The figures highlight the weakness in British spending on innovation, which is one focus of the Government's efforts to boost the economy's potential.
The Budget earlier this month emphasised the importance of research and development to long-term growth prospects. It pre-announced a new R&D tax credit for small companies to be confirmed in next year's Budget.
This will be available to small and medium-sized firms spending more than pounds 50,000 a year on research and development, and will be made available to companies not yet making any taxable profits.
The proposal has been criticised as too restrictive, as very few small firms spend that much on R&D. However, the Treasury estimates the full- year cost to the Government at pounds 100m.
Most of the R&D carried out in 1997, the latest year for which data are available, was funded by business.
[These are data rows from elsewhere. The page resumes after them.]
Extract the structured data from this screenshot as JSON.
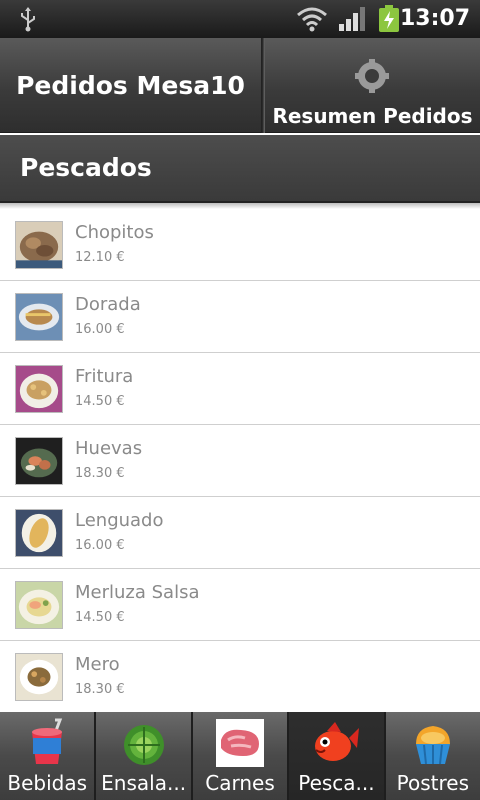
{
  "status": {
    "time": "13:07"
  },
  "header": {
    "title": "Pedidos Mesa10",
    "summary_label": "Resumen Pedidos"
  },
  "category": {
    "title": "Pescados"
  },
  "items": [
    {
      "name": "Chopitos",
      "price": "12.10 €"
    },
    {
      "name": "Dorada",
      "price": "16.00 €"
    },
    {
      "name": "Fritura",
      "price": "14.50 €"
    },
    {
      "name": "Huevas",
      "price": "18.30 €"
    },
    {
      "name": "Lenguado",
      "price": "16.00 €"
    },
    {
      "name": "Merluza Salsa",
      "price": "14.50 €"
    },
    {
      "name": "Mero",
      "price": "18.30 €"
    }
  ],
  "tabs": [
    {
      "label": "Bebidas",
      "icon": "cup-icon"
    },
    {
      "label": "Ensala...",
      "icon": "lettuce-icon"
    },
    {
      "label": "Carnes",
      "icon": "meat-icon"
    },
    {
      "label": "Pesca...",
      "icon": "fish-icon",
      "selected": true
    },
    {
      "label": "Postres",
      "icon": "cupcake-icon"
    }
  ]
}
This accounted for pounds 7.25bn out of a pounds 14.65bn total, and increased by 4 per cent in real terms compared with the previous year.
Direct government-funded R&D amounted to pounds 2.33bn, falling slightly in cash terms and diving by 7 per cent in real terms. Public funding through the research councils and higher education funding councils was stable in cash terms and fell slightly after inflation. Other funding came from private non-profit organisations and from overseas.
Part of the explanation for the declining government component lies in falling expenditure on defence R&D. But total civilian R&D expenditure has also fallen as a share of GDP each year between 1993 and 1997.